While it might not seem like it considering Oklahoma, Iowa State and Miami were on the slate, but Kansas State actually hasn’t faced anyone yet who can disrupt things behind the line. The Sooners don’t attack in the backfield as much as you might think, and the Hurricanes can be blown over with a soft breeze. West Virginia’s defense might be squishy-soft, but it’s great at getting behind the line averaging seven tackles for loss and 2.5 sacks per game. If you can get to Klein before he can get the running game started, you can slow down the Wildcat offense.

What To Watch Out For: Call this the Heisman elimination game. In the absence of several top candidates, Smith and Klein are on everyone’s list of top five candidates in the race, and the one who loses this game is probably out.

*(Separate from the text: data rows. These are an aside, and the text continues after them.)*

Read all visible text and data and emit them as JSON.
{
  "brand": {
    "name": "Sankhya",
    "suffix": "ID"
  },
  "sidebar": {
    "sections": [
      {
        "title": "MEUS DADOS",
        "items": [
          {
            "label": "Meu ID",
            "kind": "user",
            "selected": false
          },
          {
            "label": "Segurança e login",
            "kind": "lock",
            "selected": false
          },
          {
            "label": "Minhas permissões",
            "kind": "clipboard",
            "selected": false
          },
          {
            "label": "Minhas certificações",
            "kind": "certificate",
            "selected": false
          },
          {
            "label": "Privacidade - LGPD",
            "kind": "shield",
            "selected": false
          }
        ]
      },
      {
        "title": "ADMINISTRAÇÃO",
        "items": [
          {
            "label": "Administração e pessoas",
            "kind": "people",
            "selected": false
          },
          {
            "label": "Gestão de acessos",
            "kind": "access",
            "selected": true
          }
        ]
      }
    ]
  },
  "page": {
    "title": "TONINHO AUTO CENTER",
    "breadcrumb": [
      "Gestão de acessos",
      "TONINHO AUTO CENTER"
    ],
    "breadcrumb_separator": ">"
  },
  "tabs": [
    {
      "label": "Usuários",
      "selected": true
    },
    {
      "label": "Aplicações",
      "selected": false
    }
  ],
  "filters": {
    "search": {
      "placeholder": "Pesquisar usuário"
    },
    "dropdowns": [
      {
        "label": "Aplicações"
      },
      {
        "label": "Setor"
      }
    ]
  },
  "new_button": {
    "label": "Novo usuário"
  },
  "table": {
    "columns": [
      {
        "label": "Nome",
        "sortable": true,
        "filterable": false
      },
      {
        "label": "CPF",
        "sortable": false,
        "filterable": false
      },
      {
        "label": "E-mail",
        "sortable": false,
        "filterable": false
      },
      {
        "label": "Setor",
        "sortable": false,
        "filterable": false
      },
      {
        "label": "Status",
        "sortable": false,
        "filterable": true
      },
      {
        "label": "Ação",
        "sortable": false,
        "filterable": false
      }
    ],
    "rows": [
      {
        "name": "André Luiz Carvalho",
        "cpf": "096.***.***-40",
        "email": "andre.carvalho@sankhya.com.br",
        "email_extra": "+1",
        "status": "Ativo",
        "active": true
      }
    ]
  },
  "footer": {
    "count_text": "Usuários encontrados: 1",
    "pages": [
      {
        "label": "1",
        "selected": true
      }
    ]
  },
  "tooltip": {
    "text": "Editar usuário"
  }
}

If the most valuable player in college football right now isn’t Ohio State’s Braxton Miller, it’s Klein, who has been brilliant so far running for over 100 yards in each of the last two games with five rushing scores, while not throwing a pick in the last three weeks. While he’s a better passer than he gets credit for, and he rarely turns it loose, he’s at his best when he gets to grind out the offense and take over the game by himself. When the Iowa State game got tight, it was Klein, Klein and more Klein. This week, though, it should be Klein through the air against the porous Mountaineer secondary.

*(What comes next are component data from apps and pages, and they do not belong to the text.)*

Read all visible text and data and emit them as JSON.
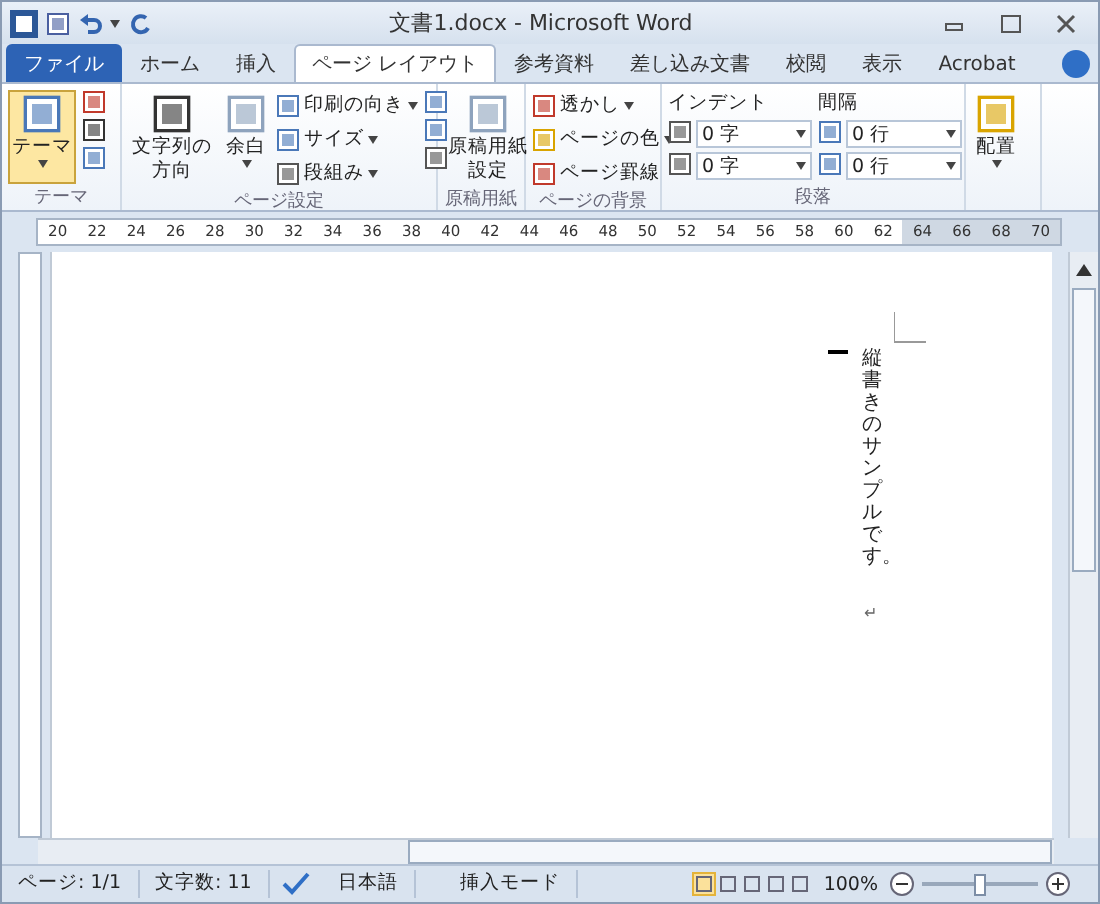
{
  "window": {
    "title": "文書1.docx - Microsoft Word"
  },
  "tabs": [
    {
      "label": "ファイル",
      "kind": "file",
      "selected": false
    },
    {
      "label": "ホーム",
      "kind": "tab",
      "selected": false
    },
    {
      "label": "挿入",
      "kind": "tab",
      "selected": false
    },
    {
      "label": "ページ レイアウト",
      "kind": "tab",
      "selected": true
    },
    {
      "label": "参考資料",
      "kind": "tab",
      "selected": false
    },
    {
      "label": "差し込み文書",
      "kind": "tab",
      "selected": false
    },
    {
      "label": "校閲",
      "kind": "tab",
      "selected": false
    },
    {
      "label": "表示",
      "kind": "tab",
      "selected": false
    },
    {
      "label": "Acrobat",
      "kind": "tab",
      "selected": false
    }
  ],
  "ribbon": {
    "theme": {
      "label": "テーマ",
      "button": "テーマ"
    },
    "page_setup": {
      "label": "ページ設定",
      "direction": [
        "文字列の",
        "方向"
      ],
      "margins": "余白",
      "orientation": "印刷の向き",
      "size": "サイズ",
      "columns": "段組み"
    },
    "manuscript": {
      "label": "原稿用紙",
      "button": [
        "原稿用紙",
        "設定"
      ]
    },
    "background": {
      "label": "ページの背景",
      "items": [
        "透かし",
        "ページの色",
        "ページ罫線"
      ]
    },
    "paragraph": {
      "label": "段落",
      "indent_label": "インデント",
      "indent": [
        "0 字",
        "0 字"
      ],
      "spacing_label": "間隔",
      "spacing": [
        "0 行",
        "0 行"
      ]
    },
    "arrange": {
      "button": "配置"
    }
  },
  "ruler": {
    "ticks": [
      {
        "label": "20",
        "shaded": false
      },
      {
        "label": "22",
        "shaded": false
      },
      {
        "label": "24",
        "shaded": false
      },
      {
        "label": "26",
        "shaded": false
      },
      {
        "label": "28",
        "shaded": false
      },
      {
        "label": "30",
        "shaded": false
      },
      {
        "label": "32",
        "shaded": false
      },
      {
        "label": "34",
        "shaded": false
      },
      {
        "label": "36",
        "shaded": false
      },
      {
        "label": "38",
        "shaded": false
      },
      {
        "label": "40",
        "shaded": false
      },
      {
        "label": "42",
        "shaded": false
      },
      {
        "label": "44",
        "shaded": false
      },
      {
        "label": "46",
        "shaded": false
      },
      {
        "label": "48",
        "shaded": false
      },
      {
        "label": "50",
        "shaded": false
      },
      {
        "label": "52",
        "shaded": false
      },
      {
        "label": "54",
        "shaded": false
      },
      {
        "label": "56",
        "shaded": false
      },
      {
        "label": "58",
        "shaded": false
      },
      {
        "label": "60",
        "shaded": false
      },
      {
        "label": "62",
        "shaded": false
      },
      {
        "label": "64",
        "shaded": true
      },
      {
        "label": "66",
        "shaded": true
      },
      {
        "label": "68",
        "shaded": true
      },
      {
        "label": "70",
        "shaded": true
      }
    ]
  },
  "document": {
    "text": "縦書きのサンプルです。",
    "mark": "↵"
  },
  "status_bar": {
    "page": "ページ: 1/1",
    "words": "文字数: 11",
    "language": "日本語",
    "mode": "挿入モード",
    "views": [
      {
        "selected": true
      },
      {
        "selected": false
      },
      {
        "selected": false
      },
      {
        "selected": false
      },
      {
        "selected": false
      }
    ],
    "zoom": "100%",
    "zoom_level": {
      "level": 0.5
    }
  }
}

Smith still leads the nation in passing efficiency despite the problems against Texas Tech. Yes, he has a loss on his résumé, but he’s still throwing darts with 25 touchdown passes and no interceptions. It wasn’t his fault that the team lost to the Red Raiders, but he’s the leader and he’s the star of a team good enough to challenge for the Big 12 title, and if he can’t get the win over Kansas State at home, his great numbers won’t matter in the Heisman discussion.

What Will Happen: Even though West Virginia will come out playing much, much better, Kansas State might have the perfect setup to win in Morgantown. By controlling the clock on offense, and keeping the big plays to a bare minimum on defense, the Wildcats will make a statement with a strong, tough win after running out the final few minutes to keep Smith from getting one last shot.

CFN Prediction: Kansas State 38 … West Virginia 35
ATS Consultants Line (Click for more lines and picks) West Virgina -2.5 O/U: 73
Must Watch Rating (5 – Seven Psychopaths, 1 – Here Comes the Boom): 4.5